Actors Samuel L Jackson and Danny Glover will receive honorary Oscars ahead of the 2022 ceremony, the Academy of Motion Picture Arts and Sciences has announced.
Along with Jackson, Norwegian actress Liv Ullmann and actress-director Elaine May will be given honorary statuettes, while Glover will receive the Jean Hersholt Humanitarian Award at the Governors Awards on January 15.
"We are thrilled to present this year's Governors Awards to four honorees who have had a profound impact on both film and society," said Academy president David Rubin.
Jackson, 72, has appeared in more than 100 films over the course of his career, and earned an Oscar nomination for his performance in Quentin Tarantino's Pulp Fiction.

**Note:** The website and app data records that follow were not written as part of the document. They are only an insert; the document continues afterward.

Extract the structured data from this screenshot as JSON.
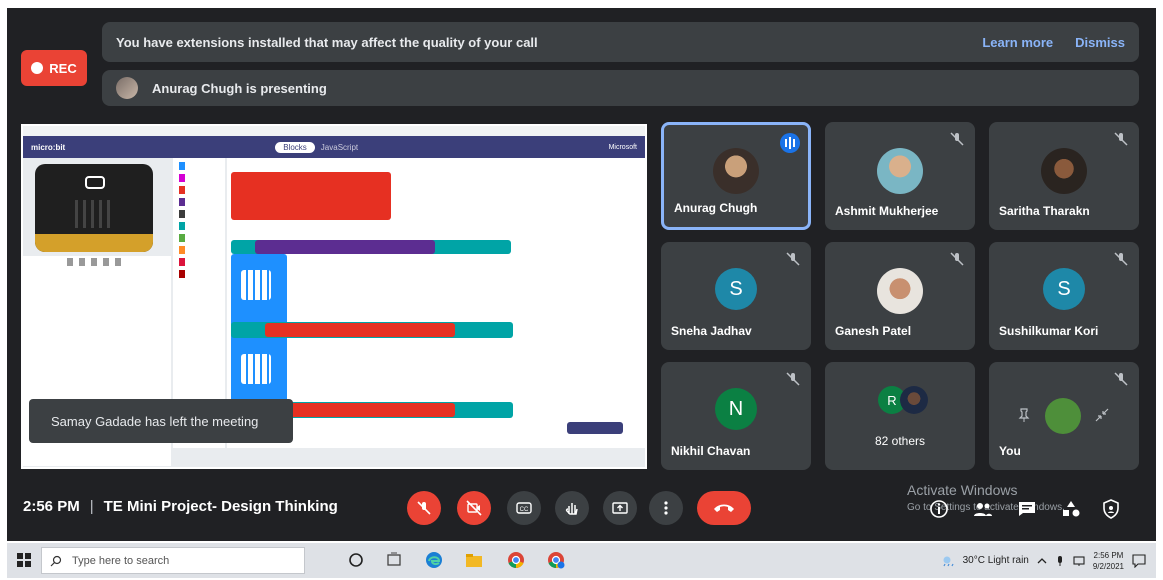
{
  "banner": {
    "text": "You have extensions installed that may affect the quality of your call",
    "learn_more": "Learn more",
    "dismiss": "Dismiss"
  },
  "rec": {
    "label": "REC"
  },
  "presenting": {
    "text": "Anurag Chugh is presenting"
  },
  "toast": {
    "text": "Samay Gadade has left the meeting"
  },
  "participants": [
    {
      "name": "Anurag Chugh",
      "speaking": true,
      "avatar": "photo"
    },
    {
      "name": "Ashmit Mukherjee",
      "muted": true,
      "avatar": "photo"
    },
    {
      "name": "Saritha Tharakn",
      "muted": true,
      "avatar": "photo"
    },
    {
      "name": "Sneha Jadhav",
      "muted": true,
      "initial": "S",
      "color": "#1e88a8"
    },
    {
      "name": "Ganesh Patel",
      "muted": true,
      "avatar": "photo"
    },
    {
      "name": "Sushilkumar Kori",
      "muted": true,
      "initial": "S",
      "color": "#1e88a8"
    },
    {
      "name": "Nikhil Chavan",
      "muted": true,
      "initial": "N",
      "color": "#0b8043"
    },
    {
      "name": "82 others",
      "initial": "R",
      "color": "#0b8043"
    },
    {
      "name": "You",
      "muted": true,
      "initial": "you"
    }
  ],
  "meeting": {
    "time": "2:56 PM",
    "separator": "|",
    "title": "TE Mini Project- Design Thinking"
  },
  "controls": [
    "mic-off",
    "camera-off",
    "captions",
    "raise-hand",
    "present",
    "more",
    "end-call"
  ],
  "watermark": {
    "line1": "Activate Windows",
    "line2": "Go to Settings to activate Windows."
  },
  "taskbar": {
    "search_placeholder": "Type here to search",
    "weather": "30°C  Light rain",
    "time": "2:56 PM",
    "date": "9/2/2021"
  },
  "shared_app": {
    "brand": "micro:bit",
    "blocks_tab": "Blocks",
    "js_tab": "JavaScript",
    "ms": "Microsoft"
  }
}
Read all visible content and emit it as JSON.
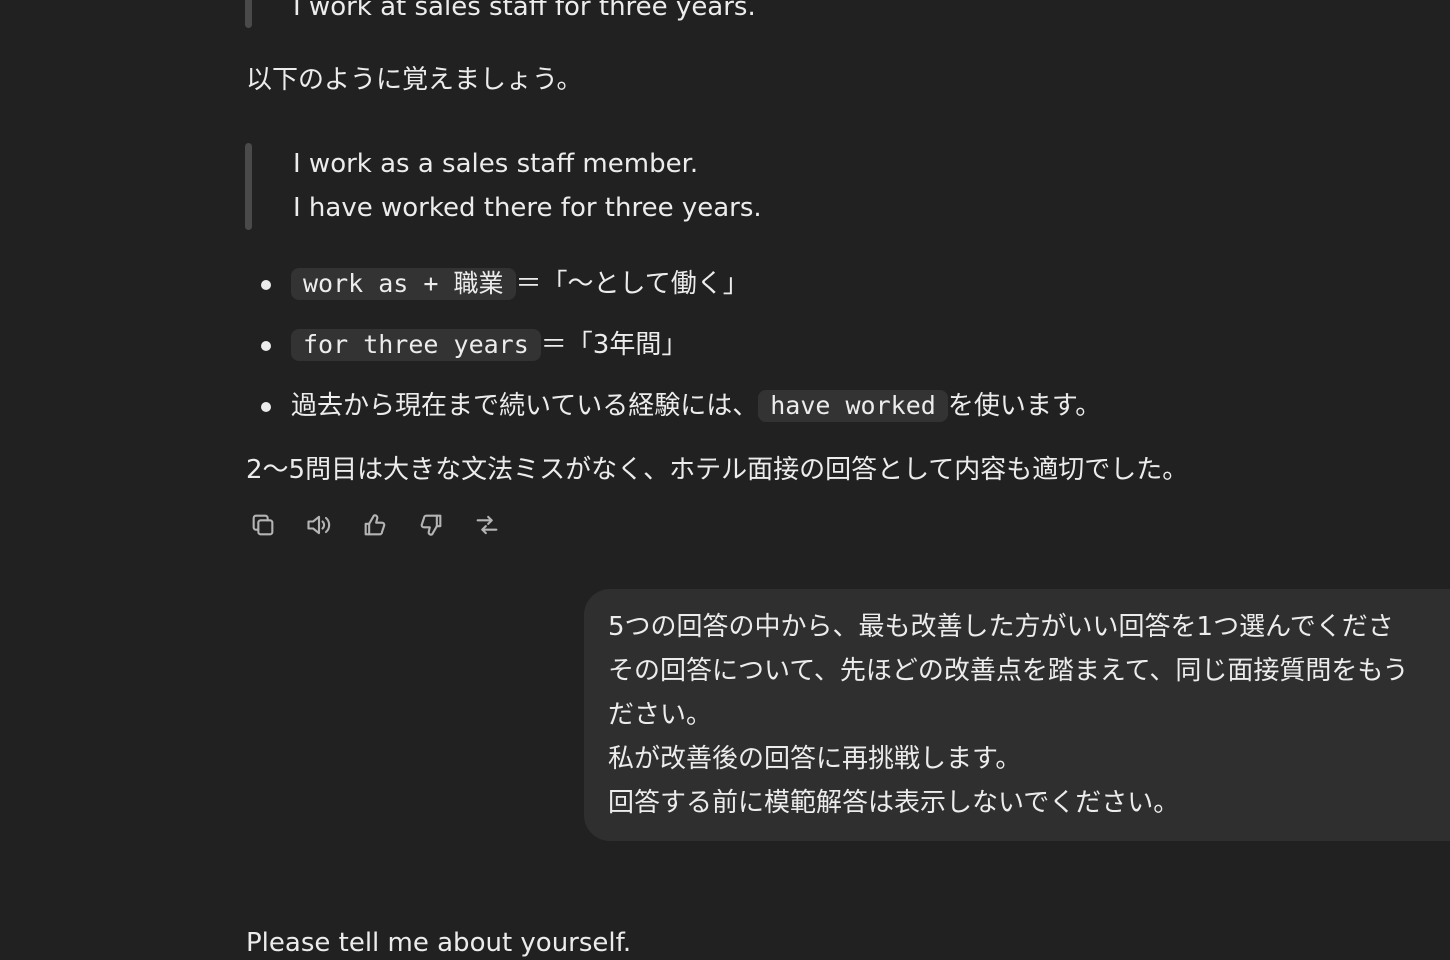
{
  "assistant": {
    "prev_quote_line": "I work at sales staff for three years.",
    "intro": "以下のように覚えましょう。",
    "quote_lines": [
      "I work as a sales staff member.",
      "I have worked there for three years."
    ],
    "bullets": [
      {
        "code": "work as + 職業",
        "text": "＝「〜として働く」"
      },
      {
        "code": "for three years",
        "text": "＝「3年間」"
      },
      {
        "before": "過去から現在まで続いている経験には、",
        "code": "have worked",
        "after": "を使います。"
      }
    ],
    "conclusion": "2〜5問目は大きな文法ミスがなく、ホテル面接の回答として内容も適切でした。",
    "actions": [
      "copy-icon",
      "speaker-icon",
      "thumbs-up-icon",
      "thumbs-down-icon",
      "share-icon"
    ]
  },
  "user_message": {
    "lines": [
      "5つの回答の中から、最も改善した方がいい回答を1つ選んでくださ",
      "その回答について、先ほどの改善点を踏まえて、同じ面接質問をもう",
      "ださい。",
      "私が改善後の回答に再挑戦します。",
      "回答する前に模範解答は表示しないでください。"
    ]
  },
  "next_assistant": {
    "first_line": "Please tell me about yourself."
  }
}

Best known for his deep, authoritative voice and frequent swearing, he has starred in the Die Hard and Star Wars franchises, and has appeared in many Marvel movies, as Shield boss Nick Fury.
Glover, 74, shot to fame in Steven Spielberg's 1985 adaptation of The Color Purple, before going on to star opposite Mel Gibson in the much-loved Lethal Weapon movies.
Beyond the silver screen, he is involved in wide-reaching community activism and philanthropic efforts, with a particular emphasis on advocacy for economic justice, and access to health care and education programs in the US and Africa.
He is a Unicef Ambassador and served as a Goodwill Ambassador for the United Nations Development Programme from 1998 to 2004, focusing on issues of poverty, disease and economic development in Africa, Latin America and the Caribbean.
"Danny Glover's decades-long advocacy for justice and human rights reflects his dedication to recognising our shared humanity on and off the screen," Rubin said.
Ullmann, 82, was first introduced to international audiences in Ingmar Bergman's Persona and made a number of films with the Swedish director. She earned two Oscar nominations for best actress in the 1970s and was praised by Rubin for her "bravery and emotional transparency."
May, 89, achieved success through her comedy partnership with Mike Nichols before going on to earn Oscar nominations for the screenplays for Heaven Can Wait and Primary Colors. "Elaine May's bold, uncompromising approach to filmmaking, as a writer, director and actress, reverberates as loudly as ever with movie lovers," Rubin said.